> **Task objective**: Pick out the lines below that contain the string "米との緊張緩和案拒否" and copy them all.

(Collected data entries)

◆ ◆ ◆ ◆

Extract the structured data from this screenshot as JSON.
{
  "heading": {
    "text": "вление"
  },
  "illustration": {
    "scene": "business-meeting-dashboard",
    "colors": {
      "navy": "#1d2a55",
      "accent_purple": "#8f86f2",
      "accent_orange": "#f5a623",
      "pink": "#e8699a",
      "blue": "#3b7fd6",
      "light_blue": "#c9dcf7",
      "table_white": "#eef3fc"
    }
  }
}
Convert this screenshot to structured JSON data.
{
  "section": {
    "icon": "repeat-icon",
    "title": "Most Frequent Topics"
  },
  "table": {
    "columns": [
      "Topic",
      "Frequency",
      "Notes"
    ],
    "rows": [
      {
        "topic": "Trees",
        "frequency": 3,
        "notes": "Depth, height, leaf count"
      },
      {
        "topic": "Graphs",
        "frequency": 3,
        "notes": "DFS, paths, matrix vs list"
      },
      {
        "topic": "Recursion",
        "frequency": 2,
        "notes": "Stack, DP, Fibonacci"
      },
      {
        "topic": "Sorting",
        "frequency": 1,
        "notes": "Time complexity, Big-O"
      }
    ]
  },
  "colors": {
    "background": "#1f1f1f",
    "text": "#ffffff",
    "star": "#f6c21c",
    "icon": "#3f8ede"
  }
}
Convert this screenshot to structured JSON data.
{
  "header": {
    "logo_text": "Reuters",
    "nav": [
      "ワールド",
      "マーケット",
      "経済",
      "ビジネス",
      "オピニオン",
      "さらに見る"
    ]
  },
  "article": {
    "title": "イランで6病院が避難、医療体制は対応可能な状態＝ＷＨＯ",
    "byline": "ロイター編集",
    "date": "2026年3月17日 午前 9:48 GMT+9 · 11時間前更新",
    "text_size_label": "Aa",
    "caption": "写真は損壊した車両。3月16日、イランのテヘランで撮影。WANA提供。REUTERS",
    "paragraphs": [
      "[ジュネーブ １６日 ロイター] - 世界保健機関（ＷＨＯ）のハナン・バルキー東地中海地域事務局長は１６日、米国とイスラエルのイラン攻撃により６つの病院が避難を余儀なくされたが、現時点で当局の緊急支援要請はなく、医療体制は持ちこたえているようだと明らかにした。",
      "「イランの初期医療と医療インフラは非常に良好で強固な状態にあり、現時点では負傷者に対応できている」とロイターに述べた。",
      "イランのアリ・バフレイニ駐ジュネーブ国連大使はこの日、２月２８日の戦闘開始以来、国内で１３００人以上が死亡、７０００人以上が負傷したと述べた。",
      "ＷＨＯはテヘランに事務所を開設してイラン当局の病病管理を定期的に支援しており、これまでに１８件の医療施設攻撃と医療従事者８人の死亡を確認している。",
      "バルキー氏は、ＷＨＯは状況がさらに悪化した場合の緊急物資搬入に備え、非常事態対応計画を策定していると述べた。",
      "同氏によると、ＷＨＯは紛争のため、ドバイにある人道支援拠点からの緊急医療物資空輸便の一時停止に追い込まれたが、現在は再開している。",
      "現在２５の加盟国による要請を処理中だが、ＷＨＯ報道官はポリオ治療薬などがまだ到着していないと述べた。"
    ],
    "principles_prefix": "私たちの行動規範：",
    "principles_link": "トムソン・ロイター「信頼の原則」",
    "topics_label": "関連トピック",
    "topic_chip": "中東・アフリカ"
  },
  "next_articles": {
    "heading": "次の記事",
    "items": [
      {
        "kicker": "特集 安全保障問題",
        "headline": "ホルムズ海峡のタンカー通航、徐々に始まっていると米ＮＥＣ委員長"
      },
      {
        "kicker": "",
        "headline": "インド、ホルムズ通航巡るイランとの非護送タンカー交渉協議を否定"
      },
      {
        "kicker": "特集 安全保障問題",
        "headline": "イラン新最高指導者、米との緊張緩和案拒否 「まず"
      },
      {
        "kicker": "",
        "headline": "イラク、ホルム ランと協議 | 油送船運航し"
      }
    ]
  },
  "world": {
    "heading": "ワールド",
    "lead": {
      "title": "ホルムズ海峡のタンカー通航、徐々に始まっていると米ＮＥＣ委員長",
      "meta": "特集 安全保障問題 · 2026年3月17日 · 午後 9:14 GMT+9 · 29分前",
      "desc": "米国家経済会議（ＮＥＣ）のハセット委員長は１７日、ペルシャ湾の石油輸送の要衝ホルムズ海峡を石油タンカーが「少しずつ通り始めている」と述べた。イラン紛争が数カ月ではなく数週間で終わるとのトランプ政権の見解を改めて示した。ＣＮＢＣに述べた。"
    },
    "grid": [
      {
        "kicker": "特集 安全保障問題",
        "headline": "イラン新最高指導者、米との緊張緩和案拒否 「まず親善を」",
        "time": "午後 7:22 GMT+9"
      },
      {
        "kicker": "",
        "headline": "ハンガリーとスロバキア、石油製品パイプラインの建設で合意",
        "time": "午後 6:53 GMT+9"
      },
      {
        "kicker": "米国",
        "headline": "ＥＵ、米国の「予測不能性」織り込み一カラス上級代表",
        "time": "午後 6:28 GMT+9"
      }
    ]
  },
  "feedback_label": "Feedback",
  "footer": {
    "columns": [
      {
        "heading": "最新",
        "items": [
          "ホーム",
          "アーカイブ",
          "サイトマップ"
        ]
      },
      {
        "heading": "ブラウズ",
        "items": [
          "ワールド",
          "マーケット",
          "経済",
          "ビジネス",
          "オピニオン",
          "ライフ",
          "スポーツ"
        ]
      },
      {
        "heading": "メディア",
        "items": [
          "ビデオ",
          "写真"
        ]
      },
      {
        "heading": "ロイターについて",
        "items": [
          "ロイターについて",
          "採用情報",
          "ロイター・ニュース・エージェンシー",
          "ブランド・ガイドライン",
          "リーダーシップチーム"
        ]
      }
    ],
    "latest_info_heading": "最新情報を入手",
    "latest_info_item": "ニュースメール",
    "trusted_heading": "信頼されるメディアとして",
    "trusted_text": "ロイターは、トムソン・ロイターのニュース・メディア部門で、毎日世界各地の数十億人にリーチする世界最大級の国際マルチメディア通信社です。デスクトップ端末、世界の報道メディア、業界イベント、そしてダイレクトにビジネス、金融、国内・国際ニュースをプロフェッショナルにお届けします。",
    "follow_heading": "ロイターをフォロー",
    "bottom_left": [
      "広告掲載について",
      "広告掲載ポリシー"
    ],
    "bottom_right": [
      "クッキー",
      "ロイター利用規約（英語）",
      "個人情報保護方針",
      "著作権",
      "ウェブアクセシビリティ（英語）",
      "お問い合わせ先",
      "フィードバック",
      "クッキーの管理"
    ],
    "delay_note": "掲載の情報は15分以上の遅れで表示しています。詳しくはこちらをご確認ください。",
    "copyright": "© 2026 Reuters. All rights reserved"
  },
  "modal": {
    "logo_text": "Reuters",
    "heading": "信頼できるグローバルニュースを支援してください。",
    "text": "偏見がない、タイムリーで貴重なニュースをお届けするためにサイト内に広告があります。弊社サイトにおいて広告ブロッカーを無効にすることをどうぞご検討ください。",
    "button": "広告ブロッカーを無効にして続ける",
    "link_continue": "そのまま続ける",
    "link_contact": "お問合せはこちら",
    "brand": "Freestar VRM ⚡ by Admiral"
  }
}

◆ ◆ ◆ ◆

> **Solution to this exercise**:
        "headline": "イラン新最高指導者、米との緊張緩和案拒否 「まず"
        "headline": "イラン新最高指導者、米との緊張緩和案拒否 「まず親善を」",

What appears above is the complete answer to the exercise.